—Won’t go out for weeks, if at all
—Runs out weeks after that
What a ruse. The American people need a real solution that offers real help! https://t.co/X2bwiEZfGO— Chuck Schumer (@SenSchumer) August 12, 2020
In his tweet, Schumer linked out to a report from The Wall Street Journal citing a senior Labor Department official who alleged funding for the enhanced benefit could run dry in just six weeks. That official said that given the current unemployment numbers, 30 million people receiving unemployment benefits as of July 18, the $44 billion in funds allocated to the benefit could be spent in just five or six weeks, sooner than the December deadline Trump had ordered.

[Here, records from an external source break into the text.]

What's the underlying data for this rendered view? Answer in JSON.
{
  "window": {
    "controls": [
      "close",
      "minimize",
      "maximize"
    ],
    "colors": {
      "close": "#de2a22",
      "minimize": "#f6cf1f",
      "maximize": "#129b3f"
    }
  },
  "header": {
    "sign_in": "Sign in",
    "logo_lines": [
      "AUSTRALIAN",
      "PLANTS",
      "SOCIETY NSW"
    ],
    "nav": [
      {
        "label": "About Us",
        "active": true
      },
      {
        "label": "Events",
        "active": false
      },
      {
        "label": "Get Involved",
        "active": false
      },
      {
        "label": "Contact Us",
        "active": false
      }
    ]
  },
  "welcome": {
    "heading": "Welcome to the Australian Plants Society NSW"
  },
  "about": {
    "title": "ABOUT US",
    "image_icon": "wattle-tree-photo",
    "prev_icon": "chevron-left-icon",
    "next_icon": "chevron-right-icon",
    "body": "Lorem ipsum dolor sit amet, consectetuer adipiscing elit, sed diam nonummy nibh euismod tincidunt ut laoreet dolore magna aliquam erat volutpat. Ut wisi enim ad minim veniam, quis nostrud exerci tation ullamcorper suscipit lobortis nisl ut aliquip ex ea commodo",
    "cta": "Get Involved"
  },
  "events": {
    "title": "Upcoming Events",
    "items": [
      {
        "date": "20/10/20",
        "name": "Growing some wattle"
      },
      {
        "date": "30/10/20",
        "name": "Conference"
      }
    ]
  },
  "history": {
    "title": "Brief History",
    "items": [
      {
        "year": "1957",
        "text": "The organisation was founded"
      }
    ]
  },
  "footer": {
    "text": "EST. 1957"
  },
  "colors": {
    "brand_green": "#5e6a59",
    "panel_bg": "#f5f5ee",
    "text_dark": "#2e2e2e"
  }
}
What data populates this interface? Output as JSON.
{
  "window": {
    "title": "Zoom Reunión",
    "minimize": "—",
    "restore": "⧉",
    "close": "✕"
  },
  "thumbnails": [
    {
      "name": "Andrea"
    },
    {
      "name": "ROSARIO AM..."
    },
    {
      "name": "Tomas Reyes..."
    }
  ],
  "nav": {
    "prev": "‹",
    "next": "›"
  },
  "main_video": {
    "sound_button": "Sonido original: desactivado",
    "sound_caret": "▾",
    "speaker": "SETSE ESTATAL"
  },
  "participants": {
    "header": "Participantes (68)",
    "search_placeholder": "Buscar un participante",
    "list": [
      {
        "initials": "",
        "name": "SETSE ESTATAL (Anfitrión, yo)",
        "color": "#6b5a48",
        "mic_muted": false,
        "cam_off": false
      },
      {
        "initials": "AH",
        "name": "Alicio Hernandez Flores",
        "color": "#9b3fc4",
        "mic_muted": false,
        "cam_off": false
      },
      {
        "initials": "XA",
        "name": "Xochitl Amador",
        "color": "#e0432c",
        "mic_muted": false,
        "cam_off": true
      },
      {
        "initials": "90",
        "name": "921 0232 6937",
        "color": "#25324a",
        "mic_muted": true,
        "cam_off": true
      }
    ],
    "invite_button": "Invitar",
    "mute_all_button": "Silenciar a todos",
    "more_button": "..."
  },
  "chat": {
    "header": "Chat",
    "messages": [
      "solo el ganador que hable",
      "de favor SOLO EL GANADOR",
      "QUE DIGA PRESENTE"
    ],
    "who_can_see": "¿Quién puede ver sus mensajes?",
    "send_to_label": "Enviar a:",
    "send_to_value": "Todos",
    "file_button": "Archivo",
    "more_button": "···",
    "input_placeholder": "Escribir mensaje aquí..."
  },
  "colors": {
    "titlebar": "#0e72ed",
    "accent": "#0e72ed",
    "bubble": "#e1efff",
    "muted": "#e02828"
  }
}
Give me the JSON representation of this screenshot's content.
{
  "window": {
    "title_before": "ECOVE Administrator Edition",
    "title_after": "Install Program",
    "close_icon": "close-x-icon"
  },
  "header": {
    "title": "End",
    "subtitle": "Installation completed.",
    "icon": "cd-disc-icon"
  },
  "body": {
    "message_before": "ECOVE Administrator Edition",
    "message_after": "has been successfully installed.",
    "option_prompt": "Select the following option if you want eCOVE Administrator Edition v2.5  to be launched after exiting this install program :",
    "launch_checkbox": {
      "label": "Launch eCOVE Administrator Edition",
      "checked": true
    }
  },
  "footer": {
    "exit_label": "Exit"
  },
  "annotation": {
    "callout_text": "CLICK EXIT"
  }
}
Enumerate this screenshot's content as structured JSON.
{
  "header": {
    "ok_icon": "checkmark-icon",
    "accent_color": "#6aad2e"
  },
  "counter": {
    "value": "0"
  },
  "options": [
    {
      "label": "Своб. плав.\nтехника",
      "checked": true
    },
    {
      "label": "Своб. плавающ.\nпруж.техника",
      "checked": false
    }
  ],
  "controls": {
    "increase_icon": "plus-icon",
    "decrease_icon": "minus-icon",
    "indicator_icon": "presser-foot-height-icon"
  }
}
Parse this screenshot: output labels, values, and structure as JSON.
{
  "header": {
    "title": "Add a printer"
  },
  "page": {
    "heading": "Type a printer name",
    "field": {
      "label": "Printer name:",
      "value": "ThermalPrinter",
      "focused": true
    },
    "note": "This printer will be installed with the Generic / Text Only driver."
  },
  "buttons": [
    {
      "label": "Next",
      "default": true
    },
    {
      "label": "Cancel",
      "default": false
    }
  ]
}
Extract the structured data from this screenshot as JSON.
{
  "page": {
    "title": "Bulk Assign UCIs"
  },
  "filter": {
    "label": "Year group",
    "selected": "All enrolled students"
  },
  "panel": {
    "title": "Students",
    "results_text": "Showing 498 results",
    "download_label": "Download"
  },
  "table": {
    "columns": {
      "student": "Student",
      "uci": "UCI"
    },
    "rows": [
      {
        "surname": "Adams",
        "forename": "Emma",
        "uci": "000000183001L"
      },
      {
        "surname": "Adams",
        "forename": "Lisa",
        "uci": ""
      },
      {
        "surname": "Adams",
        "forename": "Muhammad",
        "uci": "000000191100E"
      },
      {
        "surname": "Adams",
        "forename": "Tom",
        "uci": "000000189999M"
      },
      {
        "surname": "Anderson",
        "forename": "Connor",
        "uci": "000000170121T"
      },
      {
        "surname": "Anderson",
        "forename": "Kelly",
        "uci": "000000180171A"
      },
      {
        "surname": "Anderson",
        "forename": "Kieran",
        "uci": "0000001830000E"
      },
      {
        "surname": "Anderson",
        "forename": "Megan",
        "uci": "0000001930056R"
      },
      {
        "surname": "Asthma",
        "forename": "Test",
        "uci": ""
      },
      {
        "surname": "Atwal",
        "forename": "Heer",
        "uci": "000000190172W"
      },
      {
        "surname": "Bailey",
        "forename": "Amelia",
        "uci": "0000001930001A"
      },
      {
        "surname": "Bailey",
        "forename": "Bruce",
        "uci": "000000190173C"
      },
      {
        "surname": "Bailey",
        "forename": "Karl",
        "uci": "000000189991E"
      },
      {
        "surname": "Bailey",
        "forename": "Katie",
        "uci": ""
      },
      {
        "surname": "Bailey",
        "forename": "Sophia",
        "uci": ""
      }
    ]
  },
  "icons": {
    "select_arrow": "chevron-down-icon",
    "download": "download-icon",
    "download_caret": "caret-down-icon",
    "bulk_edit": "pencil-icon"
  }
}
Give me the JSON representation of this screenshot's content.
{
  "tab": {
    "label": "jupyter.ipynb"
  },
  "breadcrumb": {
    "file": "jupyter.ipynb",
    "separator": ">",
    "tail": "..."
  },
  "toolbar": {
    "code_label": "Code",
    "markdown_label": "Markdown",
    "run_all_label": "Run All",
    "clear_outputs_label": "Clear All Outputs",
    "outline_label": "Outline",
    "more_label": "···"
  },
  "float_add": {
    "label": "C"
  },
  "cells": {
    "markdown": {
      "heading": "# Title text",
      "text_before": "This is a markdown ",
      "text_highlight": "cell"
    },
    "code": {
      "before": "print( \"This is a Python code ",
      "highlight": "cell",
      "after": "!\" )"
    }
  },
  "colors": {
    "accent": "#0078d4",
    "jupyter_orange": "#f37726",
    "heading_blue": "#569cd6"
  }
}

Complicating the issue, and drawing widespread criticism from his opponents, is the fact that not everyone will receive that full $400 amount. Under the president's order, states, many of which are cash-strapped amid the economic crisis, will have to supply 25% of the benefit. Multiple states have already said that they cannot afford to do this and unemployed workers in those states will instead only receive $300.
As Schumer also criticized, it is believed that unemployment benefit recipients will not even begin seeing this additional aid for several more weeks. Although the enhanced benefit starts the week ending Aug. 1, meaning the benefits will be retroactive to that date, states must make changes to their unemployment insurance systems to distribute these funds. Treasury Secretary Steven Mnuchin has claimed that "within the next week or two, most of the states will be able to execute," though speaking to CBS News, Andrew Stettner, a senior fellow at The Century Foundation, said "we're lucky if anyone gets this money in August. It's more likely to be in September at the earliest."
Schumer, who has been vocal in calling out the GOP's handling of the negotiations and the president's executive orders, has joined House Speaker Nancy Pelosi in calling for Republicans to help save the $600 unemployment benefit that was initially passed under the CARES Act back in late March. That benefit expired on July 31. Democrats have pushed for it to be renewed in full through at least January of 2021, though many Republicans, believing that it dissuades people from returning to work, have called for it to be dropped completely. In their official proposal, the GOP sought to have it extended at just $200 per week through September.